2 cups flour
2 tsp minced fresh sage
1 tsp salt
1 tsp baking powder
3 eggs + 1 for brushing pasties
2 T olive oil
Water as needed to make dough workable
1 pound Jimmy Dean or other sage sausage
3/4 cup feta cheese
1/2 cup chopped green onion
Roughly chopped fresh sage
Combine dry ingredients; flour minced sage, salt, and baking powder. Lightly beat 3 eggs. Make a well in the dry ingredients and add eggs and 1 tablespoon olive oil. With your hands, or a fork, combine all ingredients until soft dough forms.
Put dough on flour covered cloth and knead until all ingredients are well blended. Brush with the remaining olive oil, wrap in plastic wrap and let set for 30 minutes. Bring a large pan of lightly salted water to a boil to cook pasties in.
While the dough rests, brown 1 pound of sausage, remove from heat, stir in feta cheese and chopped green onions and set aside.
If you have a pasta machine, run pasta through it until it's very thin, 1/8 inch. Otherwise, roll out on flour covered cloth until it's 1/8 inch thick. Using biscuit cutter, cut 3-inch circles. Brush with the remaining beaten egg. Put about 1 tablespoon of the sausage-feta-onion mixture in the center, fold over and press edges with a fork to seal.
Drop pasties into the boiling water and cook for about 2 minutes, remove with slotted spoon, drizzle with olive oil, sprinkle on roughly chopped sage, add freshly ground pepper to taste if you wish. Eat while hot.
Browning the sausage while the pasta rests saves time.
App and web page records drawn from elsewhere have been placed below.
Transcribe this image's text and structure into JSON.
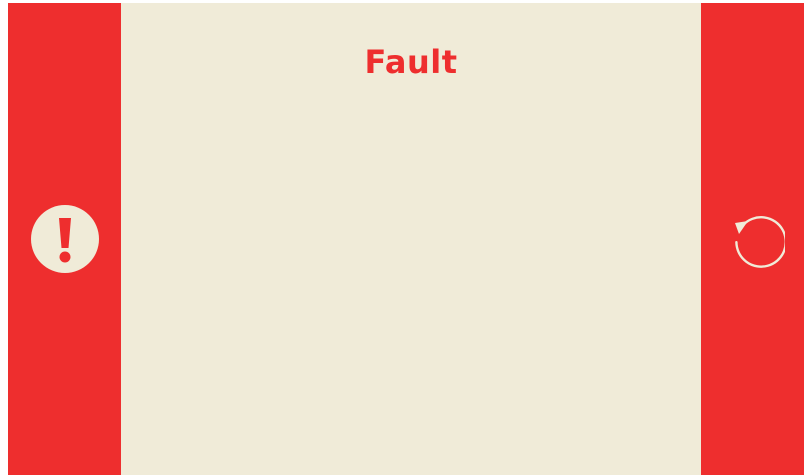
{
  "screen": {
    "title": "Fault"
  },
  "icons": {
    "left": "fault-exclamation-icon",
    "right": "reset-rotate-icon"
  },
  "colors": {
    "alert_red": "#ee2e2e",
    "cream": "#f0ebd8"
  }
}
I read online that this makes the gluten relax, but learned by trial that if you skip this step and try to roll out the dough, it springs right back and so, is much harder to shape.
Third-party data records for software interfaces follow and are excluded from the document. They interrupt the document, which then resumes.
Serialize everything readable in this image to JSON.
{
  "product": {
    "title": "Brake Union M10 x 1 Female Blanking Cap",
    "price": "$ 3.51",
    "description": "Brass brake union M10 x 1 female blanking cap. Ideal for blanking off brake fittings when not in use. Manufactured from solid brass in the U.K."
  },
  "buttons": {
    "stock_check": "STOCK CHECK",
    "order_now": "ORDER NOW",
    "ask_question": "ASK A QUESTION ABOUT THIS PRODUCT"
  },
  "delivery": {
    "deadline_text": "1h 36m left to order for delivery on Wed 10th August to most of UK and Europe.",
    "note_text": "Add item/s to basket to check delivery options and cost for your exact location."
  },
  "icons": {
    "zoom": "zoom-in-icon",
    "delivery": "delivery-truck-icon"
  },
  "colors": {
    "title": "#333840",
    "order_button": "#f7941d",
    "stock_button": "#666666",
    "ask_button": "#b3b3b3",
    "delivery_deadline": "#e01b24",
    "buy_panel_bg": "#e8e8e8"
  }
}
You could probably use any other kind of cheese, I love feta, and it goes so well with these ingredients.
I also use this pasta to make wide egg noodles, which in our family is the only thing you can use in Turkey Noodle soup after Thanksgiving. My brother once used store noodles and nobody would eat it. We sat and stared at it like he was feeding us dog food.
Sage is a great plant. I can still pick it even though it's November and we've had some freezes. The leaves, either fresh or dried, I use in dishes year-round. My cockatiel, Bruno (a female, but we didn't know that until she laid eggs) loves sage, too: